By simultaneously tuning chemical and physical pressures, we achieve a complete separation of nematic and antiferromagnetic phases. In between, an extended non-magnetic tetragonal phase emerges, where Tc shows a striking enhancement. The high Tc superconductivity is observed near both ends of the magnetic dome. From this result, the fluctuations of magnetic order are likely to be more relevant to the high-Tc superconductivity in this system.


  • [1] S-H. Baek et al., Nature Materials 14, 210 (2015).
  • [2] S. Hosoi et al., Proc. Natl. Acad. Sci. USA 113, 8139 (2016).
  • [3] J. P. Sun et al., Nat. Commun. 7, 12146 (2016).
  • [4] K. Matsuura et al., Nat. Commun. 8, 1143 (2017).

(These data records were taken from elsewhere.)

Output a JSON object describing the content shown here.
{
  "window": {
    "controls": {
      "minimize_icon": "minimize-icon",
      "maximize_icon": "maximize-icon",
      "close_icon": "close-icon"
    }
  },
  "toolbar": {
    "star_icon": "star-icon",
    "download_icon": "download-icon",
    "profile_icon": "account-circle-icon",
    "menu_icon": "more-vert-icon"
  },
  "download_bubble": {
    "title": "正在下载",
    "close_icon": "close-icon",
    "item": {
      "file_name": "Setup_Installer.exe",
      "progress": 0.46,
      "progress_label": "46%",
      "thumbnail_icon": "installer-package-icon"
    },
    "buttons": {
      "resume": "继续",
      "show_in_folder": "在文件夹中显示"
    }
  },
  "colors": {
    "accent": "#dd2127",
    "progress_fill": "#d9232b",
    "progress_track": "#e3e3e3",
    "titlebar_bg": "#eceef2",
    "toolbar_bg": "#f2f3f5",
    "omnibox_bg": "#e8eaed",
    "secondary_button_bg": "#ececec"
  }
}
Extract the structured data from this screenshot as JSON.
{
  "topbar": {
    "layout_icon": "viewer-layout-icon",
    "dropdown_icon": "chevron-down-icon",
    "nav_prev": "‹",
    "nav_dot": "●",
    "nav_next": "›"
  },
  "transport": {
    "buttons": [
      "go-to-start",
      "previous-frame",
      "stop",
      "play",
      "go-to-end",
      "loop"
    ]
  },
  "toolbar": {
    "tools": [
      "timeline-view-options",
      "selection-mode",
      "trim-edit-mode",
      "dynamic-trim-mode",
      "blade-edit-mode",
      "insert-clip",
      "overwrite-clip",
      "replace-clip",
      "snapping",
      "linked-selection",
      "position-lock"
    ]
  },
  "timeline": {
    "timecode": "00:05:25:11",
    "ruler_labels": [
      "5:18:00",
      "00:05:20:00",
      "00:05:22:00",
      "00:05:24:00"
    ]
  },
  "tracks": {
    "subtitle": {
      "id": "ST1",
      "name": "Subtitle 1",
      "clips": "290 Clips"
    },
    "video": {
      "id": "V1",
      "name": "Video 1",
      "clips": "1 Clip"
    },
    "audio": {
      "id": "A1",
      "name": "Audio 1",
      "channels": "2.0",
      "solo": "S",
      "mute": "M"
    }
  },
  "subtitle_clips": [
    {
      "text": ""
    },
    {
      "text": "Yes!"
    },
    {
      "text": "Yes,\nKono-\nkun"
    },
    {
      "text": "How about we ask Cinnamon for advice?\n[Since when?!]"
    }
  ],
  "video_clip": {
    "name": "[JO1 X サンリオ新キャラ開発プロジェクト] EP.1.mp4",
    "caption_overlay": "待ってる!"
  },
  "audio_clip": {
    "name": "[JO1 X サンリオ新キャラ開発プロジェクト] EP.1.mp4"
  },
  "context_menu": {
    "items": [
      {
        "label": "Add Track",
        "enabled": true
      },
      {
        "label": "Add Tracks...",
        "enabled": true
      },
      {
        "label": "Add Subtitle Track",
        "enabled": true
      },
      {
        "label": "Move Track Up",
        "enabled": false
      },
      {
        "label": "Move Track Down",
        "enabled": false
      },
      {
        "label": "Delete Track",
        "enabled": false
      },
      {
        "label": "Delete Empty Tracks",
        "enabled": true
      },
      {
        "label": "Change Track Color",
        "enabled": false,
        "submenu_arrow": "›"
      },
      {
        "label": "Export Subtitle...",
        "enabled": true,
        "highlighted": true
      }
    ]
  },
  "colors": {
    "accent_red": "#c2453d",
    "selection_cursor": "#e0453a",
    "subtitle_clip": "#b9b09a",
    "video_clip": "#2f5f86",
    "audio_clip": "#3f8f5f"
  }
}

  • K. Matsuuraa, Y. Mizukamia, Y. Araia, Y. Sugimuraa, N. Maejimab, A. Machidab, T. Watanukib, T. Fukudac, T. Yajima, Z. Hiroi, K. Y. Yipd, Y. C. Chand, Q. Niud, S. Hosoia, K. Ishidaa, K. Mukasaa, S. Kasaharae, J.-G. Chengf, S. K. Gohd, Y. Matsudae, Y. Uwatoko, and T. Shibauchia
  • aUniversity of Tokyo
  • bNational Institutes for Quantum and Radiological Science and Technology
  • cJapan Atomic Energy Agency (SPring-8/JAEA)
  • dThe Chinese University of Hong Kong
  • eKyoto University
  • fChinese Academy of Sciences